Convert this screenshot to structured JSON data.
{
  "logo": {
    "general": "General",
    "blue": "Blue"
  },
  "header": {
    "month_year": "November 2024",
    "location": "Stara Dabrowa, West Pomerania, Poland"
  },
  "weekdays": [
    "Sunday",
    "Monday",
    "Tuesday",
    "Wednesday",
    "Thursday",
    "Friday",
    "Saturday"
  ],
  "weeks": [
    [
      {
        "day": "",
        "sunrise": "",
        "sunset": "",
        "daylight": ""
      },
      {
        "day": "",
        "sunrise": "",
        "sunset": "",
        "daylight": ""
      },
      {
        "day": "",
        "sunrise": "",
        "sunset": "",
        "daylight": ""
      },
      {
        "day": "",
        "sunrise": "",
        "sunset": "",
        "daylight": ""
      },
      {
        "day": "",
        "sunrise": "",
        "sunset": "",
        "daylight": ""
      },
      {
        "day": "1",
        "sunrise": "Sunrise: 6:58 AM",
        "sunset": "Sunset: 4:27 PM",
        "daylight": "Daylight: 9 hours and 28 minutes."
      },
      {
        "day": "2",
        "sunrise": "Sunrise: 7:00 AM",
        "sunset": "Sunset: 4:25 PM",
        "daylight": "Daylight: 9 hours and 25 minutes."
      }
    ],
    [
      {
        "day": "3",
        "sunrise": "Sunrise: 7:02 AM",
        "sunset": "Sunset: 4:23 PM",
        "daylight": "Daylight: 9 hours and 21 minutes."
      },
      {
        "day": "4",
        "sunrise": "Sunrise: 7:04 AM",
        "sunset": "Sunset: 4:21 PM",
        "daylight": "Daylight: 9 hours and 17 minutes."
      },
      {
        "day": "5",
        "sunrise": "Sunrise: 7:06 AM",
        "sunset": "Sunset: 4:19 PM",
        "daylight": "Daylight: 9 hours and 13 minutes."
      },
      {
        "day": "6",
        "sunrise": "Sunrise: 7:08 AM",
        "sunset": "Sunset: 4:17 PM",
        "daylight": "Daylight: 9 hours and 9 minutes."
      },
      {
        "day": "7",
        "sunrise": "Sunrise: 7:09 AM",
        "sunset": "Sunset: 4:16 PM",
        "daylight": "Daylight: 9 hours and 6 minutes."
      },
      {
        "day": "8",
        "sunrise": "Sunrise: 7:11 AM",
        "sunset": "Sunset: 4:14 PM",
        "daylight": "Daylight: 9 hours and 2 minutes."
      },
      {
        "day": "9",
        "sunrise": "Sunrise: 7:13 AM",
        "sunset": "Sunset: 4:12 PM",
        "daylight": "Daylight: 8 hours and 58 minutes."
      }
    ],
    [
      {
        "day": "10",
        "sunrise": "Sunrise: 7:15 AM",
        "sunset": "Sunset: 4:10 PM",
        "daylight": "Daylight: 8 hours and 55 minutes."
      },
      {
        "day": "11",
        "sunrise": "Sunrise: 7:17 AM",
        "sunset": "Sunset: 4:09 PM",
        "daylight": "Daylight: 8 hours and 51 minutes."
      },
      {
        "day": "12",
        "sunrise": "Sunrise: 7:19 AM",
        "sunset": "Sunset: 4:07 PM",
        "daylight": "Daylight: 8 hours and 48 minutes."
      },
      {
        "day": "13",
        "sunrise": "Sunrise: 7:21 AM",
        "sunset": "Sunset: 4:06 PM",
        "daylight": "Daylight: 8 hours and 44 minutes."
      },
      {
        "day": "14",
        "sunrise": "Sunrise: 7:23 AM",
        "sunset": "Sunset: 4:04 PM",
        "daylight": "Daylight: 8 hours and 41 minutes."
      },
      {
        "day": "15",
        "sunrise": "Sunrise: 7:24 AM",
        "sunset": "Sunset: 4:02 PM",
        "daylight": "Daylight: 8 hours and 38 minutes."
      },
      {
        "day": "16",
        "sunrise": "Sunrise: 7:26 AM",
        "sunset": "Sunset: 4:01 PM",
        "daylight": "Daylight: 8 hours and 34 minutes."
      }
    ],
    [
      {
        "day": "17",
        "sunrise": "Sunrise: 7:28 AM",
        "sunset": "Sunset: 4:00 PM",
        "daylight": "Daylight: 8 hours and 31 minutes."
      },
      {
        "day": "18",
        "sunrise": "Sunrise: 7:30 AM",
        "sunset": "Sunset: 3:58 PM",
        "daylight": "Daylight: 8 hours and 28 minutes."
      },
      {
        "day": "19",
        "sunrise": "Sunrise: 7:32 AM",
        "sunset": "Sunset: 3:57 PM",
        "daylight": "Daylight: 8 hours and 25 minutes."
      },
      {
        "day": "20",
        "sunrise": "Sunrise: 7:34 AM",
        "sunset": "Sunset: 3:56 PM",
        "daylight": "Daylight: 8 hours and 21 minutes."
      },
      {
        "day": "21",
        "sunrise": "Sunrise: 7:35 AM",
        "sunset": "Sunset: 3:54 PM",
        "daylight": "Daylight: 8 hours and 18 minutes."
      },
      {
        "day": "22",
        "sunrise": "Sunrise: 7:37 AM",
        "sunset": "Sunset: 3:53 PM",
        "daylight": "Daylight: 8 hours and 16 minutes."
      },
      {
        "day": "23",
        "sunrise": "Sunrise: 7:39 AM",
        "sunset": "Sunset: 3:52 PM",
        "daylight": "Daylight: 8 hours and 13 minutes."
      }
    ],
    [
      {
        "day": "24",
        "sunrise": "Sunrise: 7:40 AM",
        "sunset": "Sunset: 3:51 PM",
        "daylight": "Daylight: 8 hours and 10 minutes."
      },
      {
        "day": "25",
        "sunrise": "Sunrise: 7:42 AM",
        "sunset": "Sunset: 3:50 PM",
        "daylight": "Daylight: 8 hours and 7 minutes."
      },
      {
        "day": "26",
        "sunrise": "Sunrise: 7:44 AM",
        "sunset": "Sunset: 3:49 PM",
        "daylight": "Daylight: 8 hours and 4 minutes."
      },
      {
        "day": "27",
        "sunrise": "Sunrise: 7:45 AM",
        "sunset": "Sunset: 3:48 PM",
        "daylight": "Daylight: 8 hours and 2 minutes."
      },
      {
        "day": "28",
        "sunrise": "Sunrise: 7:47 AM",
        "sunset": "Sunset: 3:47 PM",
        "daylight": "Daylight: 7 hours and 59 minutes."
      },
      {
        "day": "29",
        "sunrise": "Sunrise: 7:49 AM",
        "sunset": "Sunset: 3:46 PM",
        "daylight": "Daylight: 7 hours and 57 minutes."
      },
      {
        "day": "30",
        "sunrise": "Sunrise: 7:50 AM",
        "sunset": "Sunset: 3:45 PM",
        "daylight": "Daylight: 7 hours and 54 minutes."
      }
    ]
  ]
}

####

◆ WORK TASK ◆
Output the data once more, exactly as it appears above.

◆ WRITTEN ANSWER ◆
Convert this screenshot to structured JSON data.
{
  "logo": {
    "general": "General",
    "blue": "Blue"
  },
  "header": {
    "month_year": "November 2024",
    "location": "Stara Dabrowa, West Pomerania, Poland"
  },
  "weekdays": [
    "Sunday",
    "Monday",
    "Tuesday",
    "Wednesday",
    "Thursday",
    "Friday",
    "Saturday"
  ],
  "weeks": [
    [
      {
        "day": "",
        "sunrise": "",
        "sunset": "",
        "daylight": ""
      },
      {
        "day": "",
        "sunrise": "",
        "sunset": "",
        "daylight": ""
      },
      {
        "day": "",
        "sunrise": "",
        "sunset": "",
        "daylight": ""
      },
      {
        "day": "",
        "sunrise": "",
        "sunset": "",
        "daylight": ""
      },
      {
        "day": "",
        "sunrise": "",
        "sunset": "",
        "daylight": ""
      },
      {
        "day": "1",
        "sunrise": "Sunrise: 6:58 AM",
        "sunset": "Sunset: 4:27 PM",
        "daylight": "Daylight: 9 hours and 28 minutes."
      },
      {
        "day": "2",
        "sunrise": "Sunrise: 7:00 AM",
        "sunset": "Sunset: 4:25 PM",
        "daylight": "Daylight: 9 hours and 25 minutes."
      }
    ],
    [
      {
        "day": "3",
        "sunrise": "Sunrise: 7:02 AM",
        "sunset": "Sunset: 4:23 PM",
        "daylight": "Daylight: 9 hours and 21 minutes."
      },
      {
        "day": "4",
        "sunrise": "Sunrise: 7:04 AM",
        "sunset": "Sunset: 4:21 PM",
        "daylight": "Daylight: 9 hours and 17 minutes."
      },
      {
        "day": "5",
        "sunrise": "Sunrise: 7:06 AM",
        "sunset": "Sunset: 4:19 PM",
        "daylight": "Daylight: 9 hours and 13 minutes."
      },
      {
        "day": "6",
        "sunrise": "Sunrise: 7:08 AM",
        "sunset": "Sunset: 4:17 PM",
        "daylight": "Daylight: 9 hours and 9 minutes."
      },
      {
        "day": "7",
        "sunrise": "Sunrise: 7:09 AM",
        "sunset": "Sunset: 4:16 PM",
        "daylight": "Daylight: 9 hours and 6 minutes."
      },
      {
        "day": "8",
        "sunrise": "Sunrise: 7:11 AM",
        "sunset": "Sunset: 4:14 PM",
        "daylight": "Daylight: 9 hours and 2 minutes."
      },
      {
        "day": "9",
        "sunrise": "Sunrise: 7:13 AM",
        "sunset": "Sunset: 4:12 PM",
        "daylight": "Daylight: 8 hours and 58 minutes."
      }
    ],
    [
      {
        "day": "10",
        "sunrise": "Sunrise: 7:15 AM",
        "sunset": "Sunset: 4:10 PM",
        "daylight": "Daylight: 8 hours and 55 minutes."
      },
      {
        "day": "11",
        "sunrise": "Sunrise: 7:17 AM",
        "sunset": "Sunset: 4:09 PM",
        "daylight": "Daylight: 8 hours and 51 minutes."
      },
      {
        "day": "12",
        "sunrise": "Sunrise: 7:19 AM",
        "sunset": "Sunset: 4:07 PM",
        "daylight": "Daylight: 8 hours and 48 minutes."
      },
      {
        "day": "13",
        "sunrise": "Sunrise: 7:21 AM",
        "sunset": "Sunset: 4:06 PM",
        "daylight": "Daylight: 8 hours and 44 minutes."
      },
      {
        "day": "14",
        "sunrise": "Sunrise: 7:23 AM",
        "sunset": "Sunset: 4:04 PM",
        "daylight": "Daylight: 8 hours and 41 minutes."
      },
      {
        "day": "15",
        "sunrise": "Sunrise: 7:24 AM",
        "sunset": "Sunset: 4:02 PM",
        "daylight": "Daylight: 8 hours and 38 minutes."
      },
      {
        "day": "16",
        "sunrise": "Sunrise: 7:26 AM",
        "sunset": "Sunset: 4:01 PM",
        "daylight": "Daylight: 8 hours and 34 minutes."
      }
    ],
    [
      {
        "day": "17",
        "sunrise": "Sunrise: 7:28 AM",
        "sunset": "Sunset: 4:00 PM",
        "daylight": "Daylight: 8 hours and 31 minutes."
      },
      {
        "day": "18",
        "sunrise": "Sunrise: 7:30 AM",
        "sunset": "Sunset: 3:58 PM",
        "daylight": "Daylight: 8 hours and 28 minutes."
      },
      {
        "day": "19",
        "sunrise": "Sunrise: 7:32 AM",
        "sunset": "Sunset: 3:57 PM",
        "daylight": "Daylight: 8 hours and 25 minutes."
      },
      {
        "day": "20",
        "sunrise": "Sunrise: 7:34 AM",
        "sunset": "Sunset: 3:56 PM",
        "daylight": "Daylight: 8 hours and 21 minutes."
      },
      {
        "day": "21",
        "sunrise": "Sunrise: 7:35 AM",
        "sunset": "Sunset: 3:54 PM",
        "daylight": "Daylight: 8 hours and 18 minutes."
      },
      {
        "day": "22",
        "sunrise": "Sunrise: 7:37 AM",
        "sunset": "Sunset: 3:53 PM",
        "daylight": "Daylight: 8 hours and 16 minutes."
      },
      {
        "day": "23",
        "sunrise": "Sunrise: 7:39 AM",
        "sunset": "Sunset: 3:52 PM",
        "daylight": "Daylight: 8 hours and 13 minutes."
      }
    ],
    [
      {
        "day": "24",
        "sunrise": "Sunrise: 7:40 AM",
        "sunset": "Sunset: 3:51 PM",
        "daylight": "Daylight: 8 hours and 10 minutes."
      },
      {
        "day": "25",
        "sunrise": "Sunrise: 7:42 AM",
        "sunset": "Sunset: 3:50 PM",
        "daylight": "Daylight: 8 hours and 7 minutes."
      },
      {
        "day": "26",
        "sunrise": "Sunrise: 7:44 AM",
        "sunset": "Sunset: 3:49 PM",
        "daylight": "Daylight: 8 hours and 4 minutes."
      },
      {
        "day": "27",
        "sunrise": "Sunrise: 7:45 AM",
        "sunset": "Sunset: 3:48 PM",
        "daylight": "Daylight: 8 hours and 2 minutes."
      },
      {
        "day": "28",
        "sunrise": "Sunrise: 7:47 AM",
        "sunset": "Sunset: 3:47 PM",
        "daylight": "Daylight: 7 hours and 59 minutes."
      },
      {
        "day": "29",
        "sunrise": "Sunrise: 7:49 AM",
        "sunset": "Sunset: 3:46 PM",
        "daylight": "Daylight: 7 hours and 57 minutes."
      },
      {
        "day": "30",
        "sunrise": "Sunrise: 7:50 AM",
        "sunset": "Sunset: 3:45 PM",
        "daylight": "Daylight: 7 hours and 54 minutes."
      }
    ]
  ]
}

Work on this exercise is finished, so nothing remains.